At the same time, I sympathize with the position that these companies are in — caught between the interests of shareholders and the public. I’ve started technology companies and helped build large-scale internet platforms. So I understand that social media CEOs have a duty to maximize the value of the business for their shareholders. I also know that social media companies can do better. They are not helpless to improve themselves. Contrary to Mark Zuckerberg’s recent heel dragging in dealing with President Trump’s reckless posts, the executives and boards at these companies have full dominion over their products and policies, and they have an obligation to their shareholders and society to make material changes to them.

The way to fix social media starts with realizing it is two different things: personal media and mass media.

Social media platforms must protect democracy, even from the president


Personal media is most of social media. Selfies from a hike or a shot of that Oreo sundae, stuff you share with friends and family. Mass media is content that reaches large audiences — such as a tweet that reaches a Super Bowl-sized audience in real-time. To be clear, it’s not just about focusing on people with a lot of followers.
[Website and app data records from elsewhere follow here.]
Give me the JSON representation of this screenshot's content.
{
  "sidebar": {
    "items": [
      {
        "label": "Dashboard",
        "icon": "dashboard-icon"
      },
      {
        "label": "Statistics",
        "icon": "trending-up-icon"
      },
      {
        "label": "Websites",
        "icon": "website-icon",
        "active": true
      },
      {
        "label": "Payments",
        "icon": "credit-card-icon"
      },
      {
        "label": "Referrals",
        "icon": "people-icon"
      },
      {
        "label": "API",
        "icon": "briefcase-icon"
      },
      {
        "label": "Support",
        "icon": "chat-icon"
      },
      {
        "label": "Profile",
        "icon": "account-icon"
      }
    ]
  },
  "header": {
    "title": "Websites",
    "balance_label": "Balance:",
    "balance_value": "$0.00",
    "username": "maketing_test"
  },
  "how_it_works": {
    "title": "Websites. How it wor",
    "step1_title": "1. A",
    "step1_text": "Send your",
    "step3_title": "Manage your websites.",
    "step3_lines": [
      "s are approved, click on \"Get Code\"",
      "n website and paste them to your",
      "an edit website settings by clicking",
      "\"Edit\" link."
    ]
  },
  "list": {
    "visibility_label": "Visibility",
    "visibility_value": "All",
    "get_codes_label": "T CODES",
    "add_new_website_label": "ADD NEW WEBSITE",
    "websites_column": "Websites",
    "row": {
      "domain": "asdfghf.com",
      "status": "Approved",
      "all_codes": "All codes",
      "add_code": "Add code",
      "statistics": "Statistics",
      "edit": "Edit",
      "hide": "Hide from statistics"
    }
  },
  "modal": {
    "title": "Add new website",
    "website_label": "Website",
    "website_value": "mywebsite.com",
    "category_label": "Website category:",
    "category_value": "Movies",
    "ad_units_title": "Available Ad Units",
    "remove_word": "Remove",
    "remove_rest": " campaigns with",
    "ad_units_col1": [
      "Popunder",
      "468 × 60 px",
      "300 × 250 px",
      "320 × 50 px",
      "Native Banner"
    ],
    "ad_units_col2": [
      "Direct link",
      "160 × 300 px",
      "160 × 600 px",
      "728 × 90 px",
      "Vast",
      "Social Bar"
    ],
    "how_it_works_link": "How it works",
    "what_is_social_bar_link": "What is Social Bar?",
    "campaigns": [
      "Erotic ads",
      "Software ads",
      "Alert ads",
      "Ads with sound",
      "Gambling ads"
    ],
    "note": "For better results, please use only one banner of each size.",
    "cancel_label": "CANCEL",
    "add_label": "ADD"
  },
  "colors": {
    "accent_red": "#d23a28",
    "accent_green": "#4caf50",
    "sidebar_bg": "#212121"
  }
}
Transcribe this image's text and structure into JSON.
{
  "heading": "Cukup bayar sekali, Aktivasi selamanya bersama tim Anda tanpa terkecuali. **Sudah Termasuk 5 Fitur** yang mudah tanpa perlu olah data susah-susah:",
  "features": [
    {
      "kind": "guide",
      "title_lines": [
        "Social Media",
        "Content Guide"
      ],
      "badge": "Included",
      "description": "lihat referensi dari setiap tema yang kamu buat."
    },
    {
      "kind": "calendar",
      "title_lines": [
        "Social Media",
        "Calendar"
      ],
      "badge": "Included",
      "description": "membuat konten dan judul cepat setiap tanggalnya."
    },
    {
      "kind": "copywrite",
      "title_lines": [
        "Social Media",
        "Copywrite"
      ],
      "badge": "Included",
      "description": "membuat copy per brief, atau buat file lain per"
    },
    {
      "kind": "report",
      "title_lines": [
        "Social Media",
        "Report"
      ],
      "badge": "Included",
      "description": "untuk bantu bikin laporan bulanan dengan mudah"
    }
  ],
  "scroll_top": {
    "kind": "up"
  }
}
High-reach content can also be posts that go viral and get viewed by a large audience.

Twitter’s decision to annotate a couple of Trump’s tweets is a baby step in this direction. By applying greater scrutiny to a mega-visibility user, the company is treating those posts differently than low-reach tweets. But this extra attention should not be tied to any particular individual, but rather applied to all tweets that reach a large audience.

Reach is an objective measure of the impact of a social media post. It makes sense. Tweets that go to more people carry more weight and therefore should be the focus of any effort at cleaning up disinformation. The audience size of a message is as important, if not more, than its content. So, reach is a useful first-cut filter removed from the hornet's nest of interpreting the underlying content or beliefs of the sender.

From a technology perspective, it is very doable. When a social media post exceeds a reach threshold, the platform should automatically subject the content to additional processes to reduce disinformation and promote community standards. One idea, an extension of what Twitter recently did, would be to prominently connect a set of links to relevant articles from a pool of trusted sources — to add context, not censor. The pool of trusted content would need to be vetted and diverse in its point of view, but that’s possible, and users could even be involved in crowd-sourcing those decisions. For the highest-reach content, there could be additional human curation and even journalistic-style fact checking. If these platforms can serve relevant ads in milliseconds, they can serve relevant content from trusted sources.

From a regulatory perspective, reach is also the right framework for reforming Section 230 of the Communications Decency Act. That’s the pre-social media law that gives internet platforms a broad immunity from liability for the content they traffic. Conceptually, Section 230 continues to make sense for low-reach content. Facebook should not be held liable for every comment your uncle Bob makes. It’s when posts reach a vast number of people that Twitter and Facebook start to look more like The Wall Street Journal or The New York Times than an internet service provider. In these cases, it’s reasonable that they should be subject to similar legal liability as mass media outlets for broadly distributing damaging falsehoods.

Improving social media intelligently starts with breaking the problem down based on the reach of the content. Social media is two very different things thrown together in an internet blender: personal media and mass media. Let’s start treating it that way.